People always tell me that Dell warranty phone support is utterly useless. I disagree. I think they are pretty good dispensers of free replacement hardware. I’m usually able to get a replacement part that I need in 15-20 minutes without doing much silly troubleshooting. If you follow the few simply guidelines below, you will be able to cut through their usual bullshit, skip right to the problem and get your part.
The main idea behind this is to circumvent their troubleshooting manual by preemptively answering all the questions that they might need to ask you.
- If they ask you about your problem without taking your name and Service Tag number, give them short, succinct one sentence answer, or just ignore the question and recite your tag number instead. They will ask you to repeat your problem in detail once they take down your data, and check the warranty information. Before they do all of that, they hardly pay any attention to what you are going to say. Also they can’t be making notes in the system before they get your info down. So if you get into specific details right away, you will likely need to repeat them later on so that they can note them down.
- Have a good idea what is your problem. If you have no clue what is going on, there is really no way to speed this process up. You will need to sit through the bullshit troubleshooting session, reboot several times, and etc. Troubleshoot the problem yourself before you call.

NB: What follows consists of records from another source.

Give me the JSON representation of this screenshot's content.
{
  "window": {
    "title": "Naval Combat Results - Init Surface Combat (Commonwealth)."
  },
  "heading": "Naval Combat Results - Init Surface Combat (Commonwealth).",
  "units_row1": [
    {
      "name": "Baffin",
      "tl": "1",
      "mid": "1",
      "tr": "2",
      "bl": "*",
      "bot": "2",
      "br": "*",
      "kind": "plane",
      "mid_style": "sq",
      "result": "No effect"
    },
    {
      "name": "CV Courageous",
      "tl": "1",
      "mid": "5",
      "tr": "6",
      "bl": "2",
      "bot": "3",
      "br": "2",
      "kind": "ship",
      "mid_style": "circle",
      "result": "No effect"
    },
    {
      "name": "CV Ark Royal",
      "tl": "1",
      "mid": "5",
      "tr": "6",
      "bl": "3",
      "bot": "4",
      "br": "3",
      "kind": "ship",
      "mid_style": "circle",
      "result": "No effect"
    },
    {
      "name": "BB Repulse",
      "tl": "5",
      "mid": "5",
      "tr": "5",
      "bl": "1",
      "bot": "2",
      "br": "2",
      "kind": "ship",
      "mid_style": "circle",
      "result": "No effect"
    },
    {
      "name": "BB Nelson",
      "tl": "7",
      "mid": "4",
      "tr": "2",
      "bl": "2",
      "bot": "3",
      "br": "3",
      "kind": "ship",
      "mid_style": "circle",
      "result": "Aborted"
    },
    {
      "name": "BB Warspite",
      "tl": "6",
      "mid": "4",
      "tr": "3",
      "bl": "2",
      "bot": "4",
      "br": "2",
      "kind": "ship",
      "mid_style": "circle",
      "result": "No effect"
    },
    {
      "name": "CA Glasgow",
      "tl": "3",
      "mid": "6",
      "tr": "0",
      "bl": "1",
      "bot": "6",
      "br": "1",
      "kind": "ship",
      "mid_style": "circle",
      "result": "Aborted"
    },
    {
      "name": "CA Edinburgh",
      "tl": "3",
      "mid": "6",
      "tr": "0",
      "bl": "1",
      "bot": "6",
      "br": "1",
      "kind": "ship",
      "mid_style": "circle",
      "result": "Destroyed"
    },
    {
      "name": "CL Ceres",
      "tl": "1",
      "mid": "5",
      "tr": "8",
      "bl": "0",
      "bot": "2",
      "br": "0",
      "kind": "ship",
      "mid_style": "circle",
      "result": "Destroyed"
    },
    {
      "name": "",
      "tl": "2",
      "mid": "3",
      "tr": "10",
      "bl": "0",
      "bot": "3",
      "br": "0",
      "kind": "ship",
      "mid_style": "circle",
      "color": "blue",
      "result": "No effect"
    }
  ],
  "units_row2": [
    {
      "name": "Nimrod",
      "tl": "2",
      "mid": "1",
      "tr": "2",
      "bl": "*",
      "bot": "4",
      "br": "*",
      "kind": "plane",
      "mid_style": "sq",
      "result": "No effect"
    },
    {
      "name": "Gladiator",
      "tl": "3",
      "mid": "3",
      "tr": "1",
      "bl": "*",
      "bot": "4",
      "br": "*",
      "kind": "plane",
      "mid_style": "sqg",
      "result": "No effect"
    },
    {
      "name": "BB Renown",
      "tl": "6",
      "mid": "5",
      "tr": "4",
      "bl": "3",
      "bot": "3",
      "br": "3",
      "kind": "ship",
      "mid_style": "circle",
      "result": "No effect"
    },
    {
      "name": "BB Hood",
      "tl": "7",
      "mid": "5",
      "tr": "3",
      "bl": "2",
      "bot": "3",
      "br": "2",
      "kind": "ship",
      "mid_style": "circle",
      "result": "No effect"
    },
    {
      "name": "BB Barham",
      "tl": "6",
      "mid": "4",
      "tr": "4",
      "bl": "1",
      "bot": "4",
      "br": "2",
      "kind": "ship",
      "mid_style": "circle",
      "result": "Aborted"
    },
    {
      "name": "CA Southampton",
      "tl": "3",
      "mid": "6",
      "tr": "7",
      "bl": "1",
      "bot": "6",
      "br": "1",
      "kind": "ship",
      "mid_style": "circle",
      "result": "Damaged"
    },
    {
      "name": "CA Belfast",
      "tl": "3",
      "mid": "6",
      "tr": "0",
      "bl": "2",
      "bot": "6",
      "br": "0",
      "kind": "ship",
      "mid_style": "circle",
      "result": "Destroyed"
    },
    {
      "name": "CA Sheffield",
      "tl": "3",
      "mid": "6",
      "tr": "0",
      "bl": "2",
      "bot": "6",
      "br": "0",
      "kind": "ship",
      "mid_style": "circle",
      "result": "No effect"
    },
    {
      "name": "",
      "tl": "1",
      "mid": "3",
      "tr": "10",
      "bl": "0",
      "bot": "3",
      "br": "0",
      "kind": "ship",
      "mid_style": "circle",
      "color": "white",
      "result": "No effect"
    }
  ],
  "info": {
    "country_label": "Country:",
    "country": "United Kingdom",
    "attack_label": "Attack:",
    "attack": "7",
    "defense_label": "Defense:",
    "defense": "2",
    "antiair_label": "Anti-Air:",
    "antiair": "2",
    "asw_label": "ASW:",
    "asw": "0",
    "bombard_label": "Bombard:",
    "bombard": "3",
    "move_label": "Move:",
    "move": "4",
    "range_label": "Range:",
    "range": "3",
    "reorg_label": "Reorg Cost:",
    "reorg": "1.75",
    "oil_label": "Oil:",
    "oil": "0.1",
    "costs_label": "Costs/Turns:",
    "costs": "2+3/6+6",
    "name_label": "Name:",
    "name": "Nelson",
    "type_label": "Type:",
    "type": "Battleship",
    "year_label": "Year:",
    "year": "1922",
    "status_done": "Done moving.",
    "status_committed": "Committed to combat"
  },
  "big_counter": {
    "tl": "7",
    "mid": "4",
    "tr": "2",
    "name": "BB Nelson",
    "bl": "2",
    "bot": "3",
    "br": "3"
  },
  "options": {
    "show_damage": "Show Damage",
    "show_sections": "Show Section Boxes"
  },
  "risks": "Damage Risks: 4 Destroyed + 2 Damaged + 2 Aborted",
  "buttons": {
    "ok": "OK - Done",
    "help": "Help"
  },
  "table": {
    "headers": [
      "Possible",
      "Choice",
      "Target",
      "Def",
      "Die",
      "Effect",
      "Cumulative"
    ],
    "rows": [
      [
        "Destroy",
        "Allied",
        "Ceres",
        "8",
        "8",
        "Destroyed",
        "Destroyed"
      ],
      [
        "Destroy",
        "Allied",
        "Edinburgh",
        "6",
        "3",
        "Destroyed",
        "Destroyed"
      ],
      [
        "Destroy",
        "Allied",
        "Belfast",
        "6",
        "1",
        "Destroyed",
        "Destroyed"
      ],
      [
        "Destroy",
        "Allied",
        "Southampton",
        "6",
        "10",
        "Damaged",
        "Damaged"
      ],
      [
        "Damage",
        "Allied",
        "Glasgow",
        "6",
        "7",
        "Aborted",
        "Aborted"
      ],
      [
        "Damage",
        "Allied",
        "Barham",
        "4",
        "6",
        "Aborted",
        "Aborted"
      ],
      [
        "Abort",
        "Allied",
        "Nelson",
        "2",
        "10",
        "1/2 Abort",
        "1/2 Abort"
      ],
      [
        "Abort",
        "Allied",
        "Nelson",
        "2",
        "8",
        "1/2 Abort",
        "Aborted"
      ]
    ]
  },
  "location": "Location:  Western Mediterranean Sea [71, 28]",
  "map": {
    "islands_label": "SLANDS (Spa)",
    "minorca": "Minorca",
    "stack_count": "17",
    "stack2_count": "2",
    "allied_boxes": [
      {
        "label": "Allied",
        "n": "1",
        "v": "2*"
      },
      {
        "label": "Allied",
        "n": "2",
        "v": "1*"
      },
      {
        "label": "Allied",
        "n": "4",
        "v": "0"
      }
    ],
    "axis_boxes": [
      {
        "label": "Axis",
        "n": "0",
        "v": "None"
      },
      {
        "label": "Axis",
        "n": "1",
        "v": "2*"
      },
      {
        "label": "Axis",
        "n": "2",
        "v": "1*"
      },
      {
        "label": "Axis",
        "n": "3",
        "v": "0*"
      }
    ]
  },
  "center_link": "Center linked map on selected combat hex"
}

- Run the Diagnostic CD that came with your system. It usually takes a while (around an hour to run all the extended tests), and they will definitely ask you to do it. The CD is not the be-all and end-all of Dell support, and the techs know it doesn’t detect many issues. But if you get lucky it will give you an error code that you can recite back to the phone support person. If you have a good error code that indicates hardware failure, they will skip all the bullshit, and dispatch parts and/or technician to you right away. If you don’t get an error code, at least you can tell them you have run it

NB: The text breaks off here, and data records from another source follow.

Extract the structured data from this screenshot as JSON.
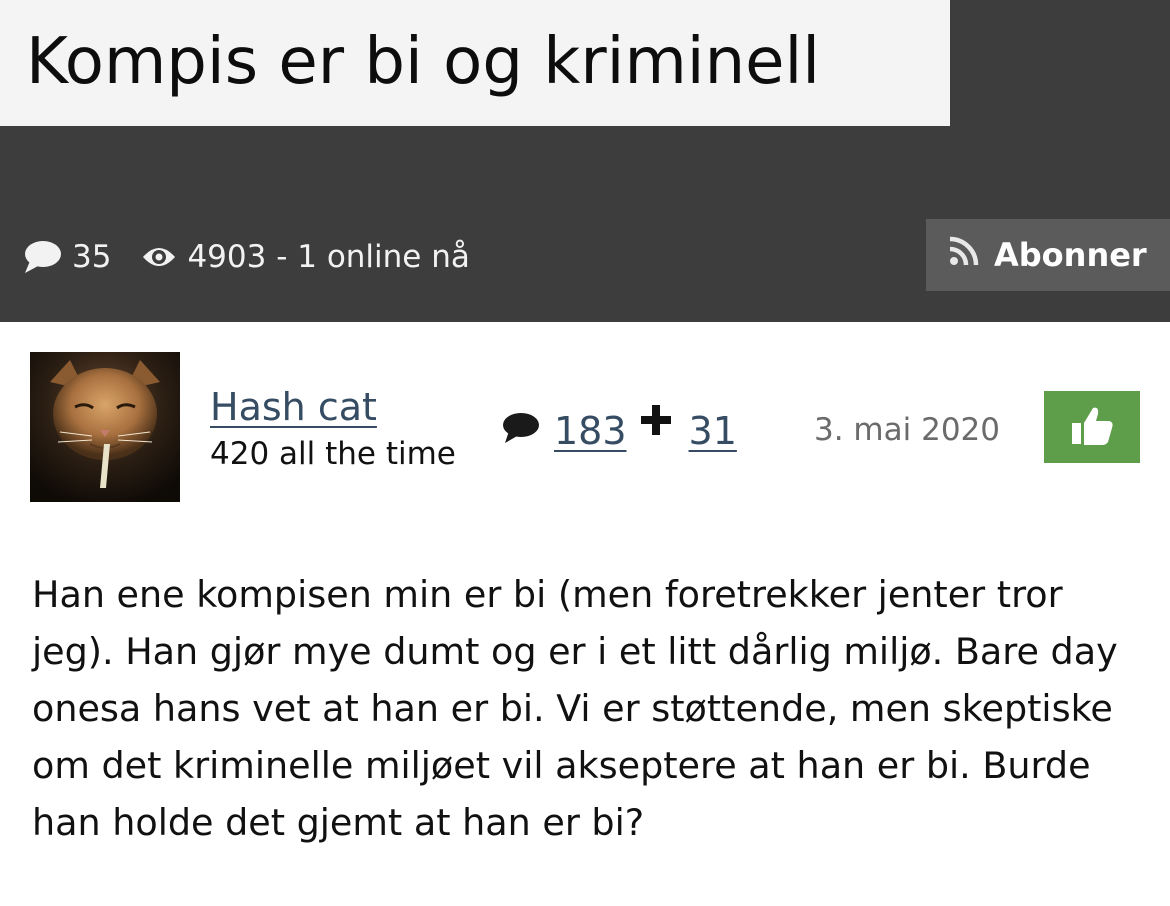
{
  "thread": {
    "title": "Kompis er bi og kriminell",
    "comment_count": "35",
    "views_text": "4903 - 1 online nå",
    "subscribe_label": "Abonner"
  },
  "post": {
    "author": "Hash cat",
    "author_title": "420 all the time",
    "post_count": "183",
    "bonus_count": "31",
    "date": "3. mai 2020",
    "body": "Han ene kompisen min er bi (men foretrekker jenter tror jeg). Han gjør mye dumt og er i et litt dårlig miljø. Bare day onesa hans vet at han er bi. Vi er støttende, men skeptiske om det kriminelle miljøet vil akseptere at han er bi. Burde han holde det gjemt at han er bi?"
  },
  "icons": {
    "comments": "speech-bubble-icon",
    "views": "eye-icon",
    "subscribe": "rss-icon",
    "posts": "speech-bubble-icon",
    "plus": "plus-icon",
    "like": "thumbs-up-icon"
  },
  "colors": {
    "header_bg": "#3d3d3d",
    "title_bg": "#f4f4f4",
    "subscribe_bg": "#5b5b5b",
    "link": "#354c63",
    "like_bg": "#5e9e4b",
    "date": "#6b6b6b"
  }
}
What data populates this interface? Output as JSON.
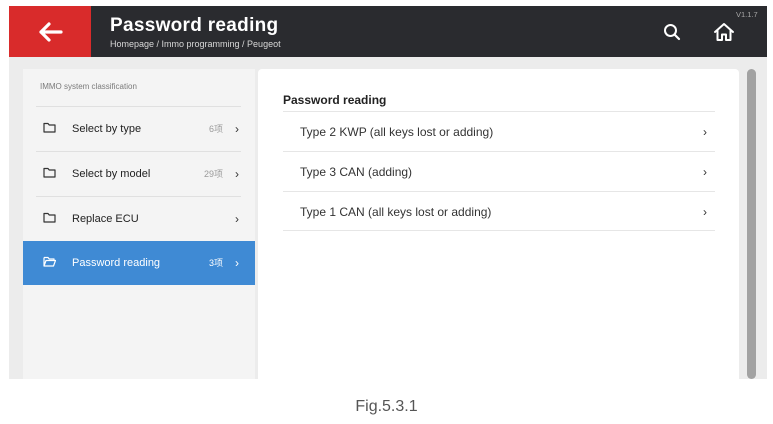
{
  "header": {
    "title": "Password reading",
    "breadcrumb": "Homepage / Immo programming / Peugeot",
    "version": "V1.1.7",
    "back_icon": "arrow-left-icon",
    "search_icon": "search-icon",
    "home_icon": "home-icon"
  },
  "colors": {
    "header_bg": "#2a2b2f",
    "back_bg": "#d92b2b",
    "active_bg": "#3f8ad4"
  },
  "sidebar": {
    "heading": "IMMO system classification",
    "items": [
      {
        "label": "Select by type",
        "count": "6项",
        "icon": "folder-icon",
        "active": false
      },
      {
        "label": "Select by model",
        "count": "29项",
        "icon": "folder-icon",
        "active": false
      },
      {
        "label": "Replace ECU",
        "count": "",
        "icon": "folder-icon",
        "active": false
      },
      {
        "label": "Password reading",
        "count": "3项",
        "icon": "folder-open-icon",
        "active": true
      }
    ]
  },
  "main": {
    "heading": "Password reading",
    "items": [
      {
        "label": "Type 2 KWP (all keys lost or adding)"
      },
      {
        "label": "Type 3 CAN (adding)"
      },
      {
        "label": "Type 1 CAN (all keys lost or adding)"
      }
    ]
  },
  "caption": "Fig.5.3.1"
}
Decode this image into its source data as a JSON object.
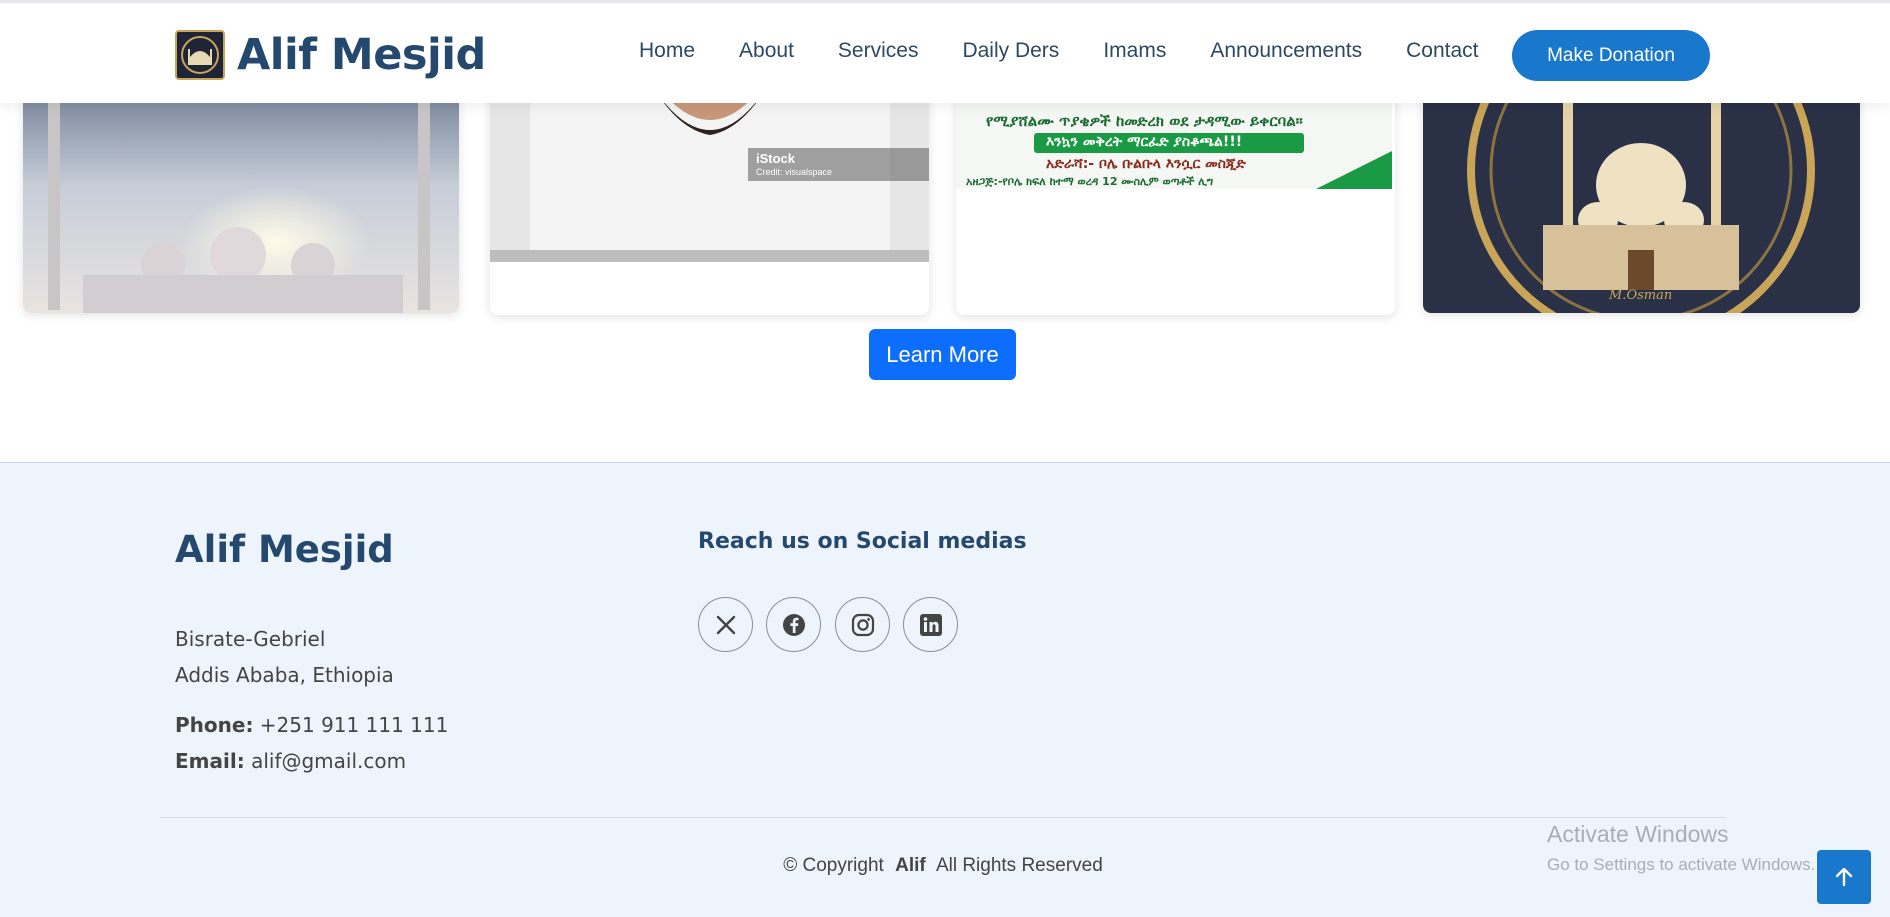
{
  "header": {
    "logo_title": "Alif Mesjid",
    "nav": [
      "Home",
      "About",
      "Services",
      "Daily Ders",
      "Imams",
      "Announcements",
      "Contact"
    ],
    "donate_label": "Make Donation"
  },
  "cards": {
    "card2_watermark": "iStock",
    "card2_credit": "Credit: visualspace",
    "card3_lines": [
      "የሚያሸልሙ ጥያቄዎች ከመድረክ ወደ ታዳሚው ይቀርባል።",
      "እንኳን መቅረት ማርፈድ ያስቆጫል!!!",
      "አድራሻ:- ቦሌ ቡልቡላ እንሷር መስጂድ",
      "አዘጋጅ:-የቦሌ ክፍለ ከተማ ወረዳ 12 ሙስሊም ወጣቶች ሊግ"
    ],
    "card4_signature": "M.Osman"
  },
  "learn_more_label": "Learn More",
  "footer": {
    "title": "Alif Mesjid",
    "address_line1": "Bisrate-Gebriel",
    "address_line2": "Addis Ababa, Ethiopia",
    "phone_label": "Phone:",
    "phone_value": "+251 911 111 111",
    "email_label": "Email:",
    "email_value": "alif@gmail.com",
    "social_title": "Reach us on Social medias",
    "social_icons": [
      "x-icon",
      "facebook-icon",
      "instagram-icon",
      "linkedin-icon"
    ],
    "copyright_prefix": "© Copyright",
    "copyright_brand": "Alif",
    "copyright_suffix": "All Rights Reserved"
  },
  "overlay": {
    "activate_title": "Activate Windows",
    "activate_sub": "Go to Settings to activate Windows."
  },
  "colors": {
    "brand_blue": "#1977cc",
    "heading_navy": "#25486f",
    "button_blue": "#0d6efd",
    "footer_bg": "#eef4fc"
  }
}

- Troubleshoot the problem ahead of time. If you suspect it’s a memory, start pulling out the chips, swapping them around and etc. See if the memory runs in another computer (if possible of course). See if you can use some spare memory on your system – and etc. Try to isolate the problem. The difference between doing this, and following the troubleshooting steps over the phone is that you probably know what you are doing, while the tier 1 tech is just following a script.
- Explain all your troubleshooting steps in details. Try to cover as many steps as possible. Essentially you want to bombard them with information so that they put down the manual. Most of the phone drones have at least remedial technical skills, and they should be able to follow your logic. So if you present them with a logical progression of facts leading to a reasonable conclusion they will probably agree with your diagnosis.

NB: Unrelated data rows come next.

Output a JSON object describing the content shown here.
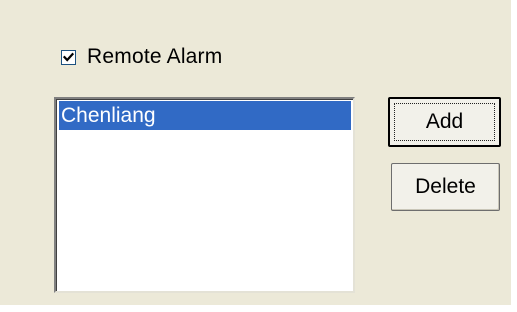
{
  "remote_alarm": {
    "label": "Remote Alarm",
    "checked": true
  },
  "list": {
    "items": [
      {
        "label": "Chenliang",
        "selected": true
      }
    ]
  },
  "buttons": {
    "add_label": "Add",
    "delete_label": "Delete"
  },
  "colors": {
    "dialog_background": "#ece9d8",
    "selection_highlight": "#316ac5",
    "list_background": "#ffffff"
  }
}
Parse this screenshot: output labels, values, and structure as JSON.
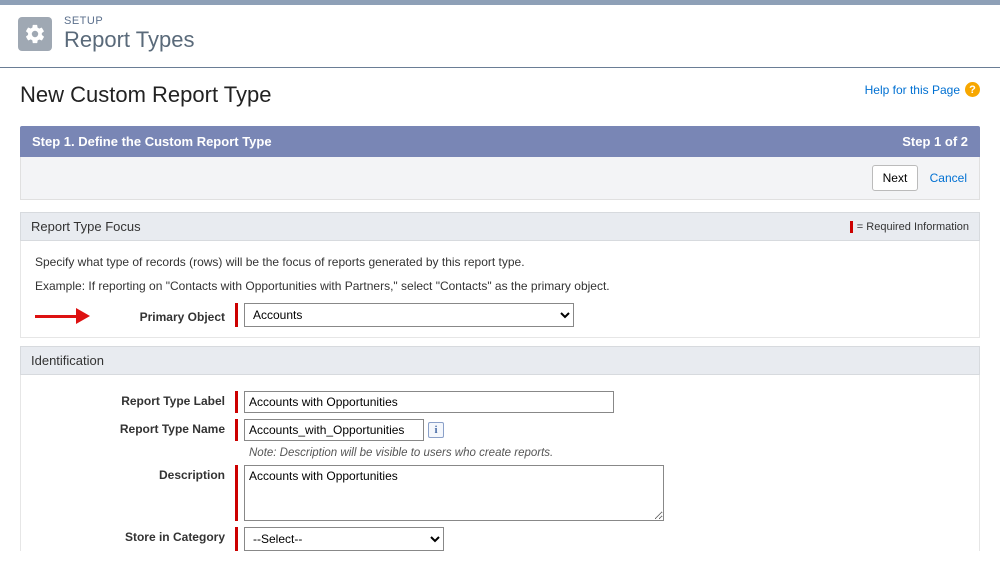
{
  "header": {
    "eyebrow": "SETUP",
    "title": "Report Types"
  },
  "page": {
    "title": "New Custom Report Type",
    "help": "Help for this Page"
  },
  "step": {
    "title": "Step 1. Define the Custom Report Type",
    "progress": "Step 1 of 2"
  },
  "actions": {
    "next": "Next",
    "cancel": "Cancel"
  },
  "focus": {
    "heading": "Report Type Focus",
    "required_note": "= Required Information",
    "line1": "Specify what type of records (rows) will be the focus of reports generated by this report type.",
    "line2": "Example: If reporting on \"Contacts with Opportunities with Partners,\" select \"Contacts\" as the primary object.",
    "primary_label": "Primary Object",
    "primary_value": "Accounts"
  },
  "ident": {
    "heading": "Identification",
    "label_label": "Report Type Label",
    "label_value": "Accounts with Opportunities",
    "name_label": "Report Type Name",
    "name_value": "Accounts_with_Opportunities",
    "desc_note": "Note: Description will be visible to users who create reports.",
    "desc_label": "Description",
    "desc_value": "Accounts with Opportunities",
    "cat_label": "Store in Category",
    "cat_value": "--Select--"
  }
}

- Do not tell them what parts need to be replaced – let them decide that. The reason is twofold. For one, they might sometimes give you more than you need. For example you just need a new memory chip, but they are willing to throw in a new mobo for a good measure. Sometimes that might be a good deal. Second, if you let them have the last word, they will feel like they are “solving” your problem. If you tell them what to do, they will be more inclined to ask follow-up questions – either to avoid appearing clueless on the tape in case they get reviewed one day, or just to spite you (no one likes a know-it-all). I usually leave them with something along the lines of “I suspect that the problem is XYZ, don’t you think?”
Of course if you have no clue what the hell are you doing, then this won’t be much help. But if you can troubleshoot on your own, it will definitely cut down on the amount of time you spend on the phone with Dell or any other similar vendor. :)
[tags]dell, dell phone support, phone support, troubleshooting[/tags]